**Source material**.
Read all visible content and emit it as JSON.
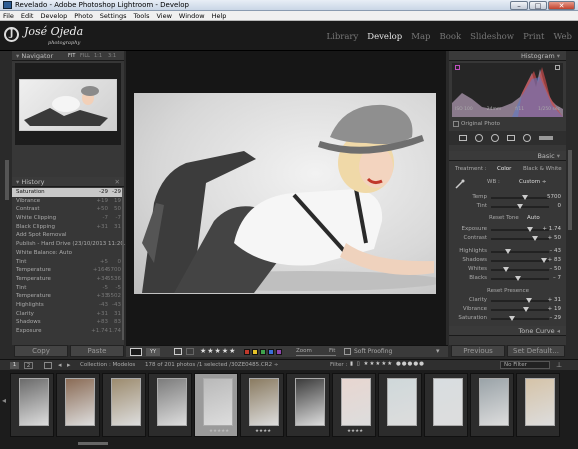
{
  "window": {
    "title": "Revelado - Adobe Photoshop Lightroom - Develop",
    "controls": [
      "–",
      "□",
      "✕"
    ]
  },
  "menu": [
    "File",
    "Edit",
    "Develop",
    "Photo",
    "Settings",
    "Tools",
    "View",
    "Window",
    "Help"
  ],
  "identity": {
    "name": "José Ojeda",
    "sub": "photography",
    "mark": "J"
  },
  "modules": [
    "Library",
    "Develop",
    "Map",
    "Book",
    "Slideshow",
    "Print",
    "Web"
  ],
  "navigator": {
    "title": "Navigator",
    "zoom": [
      "FIT",
      "FILL",
      "1:1",
      "3:1"
    ]
  },
  "history": {
    "title": "History",
    "items": [
      {
        "label": "Saturation",
        "a": "-29",
        "b": "-29"
      },
      {
        "label": "Vibrance",
        "a": "+19",
        "b": "19"
      },
      {
        "label": "Contrast",
        "a": "+50",
        "b": "50"
      },
      {
        "label": "White Clipping",
        "a": "-7",
        "b": "-7"
      },
      {
        "label": "Black Clipping",
        "a": "+31",
        "b": "31"
      },
      {
        "label": "Add Spot Removal",
        "a": "",
        "b": ""
      },
      {
        "label": "Publish - Hard Drive (23/10/2013 11:20...",
        "a": "",
        "b": ""
      },
      {
        "label": "White Balance: Auto",
        "a": "",
        "b": ""
      },
      {
        "label": "Tint",
        "a": "+5",
        "b": "0"
      },
      {
        "label": "Temperature",
        "a": "+164",
        "b": "5700"
      },
      {
        "label": "Temperature",
        "a": "+34",
        "b": "5536"
      },
      {
        "label": "Tint",
        "a": "-5",
        "b": "-5"
      },
      {
        "label": "Temperature",
        "a": "+33",
        "b": "5502"
      },
      {
        "label": "Highlights",
        "a": "-43",
        "b": "-43"
      },
      {
        "label": "Clarity",
        "a": "+31",
        "b": "31"
      },
      {
        "label": "Shadows",
        "a": "+83",
        "b": "83"
      },
      {
        "label": "Exposure",
        "a": "+1.74",
        "b": "1.74"
      }
    ],
    "selected": 0
  },
  "left_buttons": {
    "copy": "Copy",
    "paste": "Paste"
  },
  "histogram": {
    "title": "Histogram",
    "readout": [
      "ISO 100",
      "24mm",
      "f/11",
      "1/250 sec"
    ],
    "original_photo": "Original Photo"
  },
  "basic": {
    "title": "Basic",
    "treatment_label": "Treatment :",
    "treatment_options": [
      "Color",
      "Black & White"
    ],
    "wb_label": "WB :",
    "wb_value": "Custom ÷",
    "tone_label": "Tone",
    "tone_auto": "Auto",
    "reset_tone": "Reset Tone",
    "presence_label": "Reset Presence",
    "sliders_wb": [
      {
        "name": "Temp",
        "value": "5700",
        "pos": 0.58
      },
      {
        "name": "Tint",
        "value": "0",
        "pos": 0.5
      }
    ],
    "sliders_tone": [
      {
        "name": "Exposure",
        "value": "+ 1.74",
        "pos": 0.67
      },
      {
        "name": "Contrast",
        "value": "+ 50",
        "pos": 0.75
      }
    ],
    "sliders_tone2": [
      {
        "name": "Highlights",
        "value": "– 43",
        "pos": 0.29
      },
      {
        "name": "Shadows",
        "value": "+ 83",
        "pos": 0.92
      },
      {
        "name": "Whites",
        "value": "– 50",
        "pos": 0.25
      },
      {
        "name": "Blacks",
        "value": "– 7",
        "pos": 0.47
      }
    ],
    "sliders_presence": [
      {
        "name": "Clarity",
        "value": "+ 31",
        "pos": 0.66
      },
      {
        "name": "Vibrance",
        "value": "+ 19",
        "pos": 0.6
      },
      {
        "name": "Saturation",
        "value": "– 29",
        "pos": 0.36
      }
    ]
  },
  "tone_curve": {
    "title": "Tone Curve"
  },
  "right_buttons": {
    "previous": "Previous",
    "set_default": "Set Default..."
  },
  "toolbar": {
    "rating": "★★★★★",
    "zoom_label": "Zoom",
    "zoom_value": "Fit",
    "soft_proof": "Soft Proofing",
    "color_labels": [
      "#c0392b",
      "#e6c229",
      "#3fa34d",
      "#3a6fd8",
      "#8e44ad"
    ]
  },
  "filmstrip_bar": {
    "pages": [
      "1",
      "2"
    ],
    "collection": "Collection : Modelos",
    "count": "178 of 201 photos /1 selected /30ZE0485.CR2 ÷",
    "filter_label": "Filter :",
    "filter_value": "No Filter"
  },
  "thumbnails": [
    {
      "stars": "",
      "tone": "#6b6b6b"
    },
    {
      "stars": "",
      "tone": "#8a6b55"
    },
    {
      "stars": "",
      "tone": "#9c8b6e"
    },
    {
      "stars": "",
      "tone": "#7c7c7c"
    },
    {
      "stars": "★★★★★",
      "tone": "#b9b9b9"
    },
    {
      "stars": "★★★★",
      "tone": "#8a7b61"
    },
    {
      "stars": "",
      "tone": "#3b3b3b"
    },
    {
      "stars": "★★★★",
      "tone": "#e8d6d0"
    },
    {
      "stars": "",
      "tone": "#cfd8da"
    },
    {
      "stars": "",
      "tone": "#d8dde0"
    },
    {
      "stars": "",
      "tone": "#9aa3a8"
    },
    {
      "stars": "",
      "tone": "#d5c3a8"
    }
  ],
  "thumbnail_selected": 4
}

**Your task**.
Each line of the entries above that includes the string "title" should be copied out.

**Solved exercise**.
    "title": "Revelado - Adobe Photoshop Lightroom - Develop",
    "title": "Navigator",
    "title": "History",
    "title": "Histogram",
    "title": "Basic",
    "title": "Tone Curve"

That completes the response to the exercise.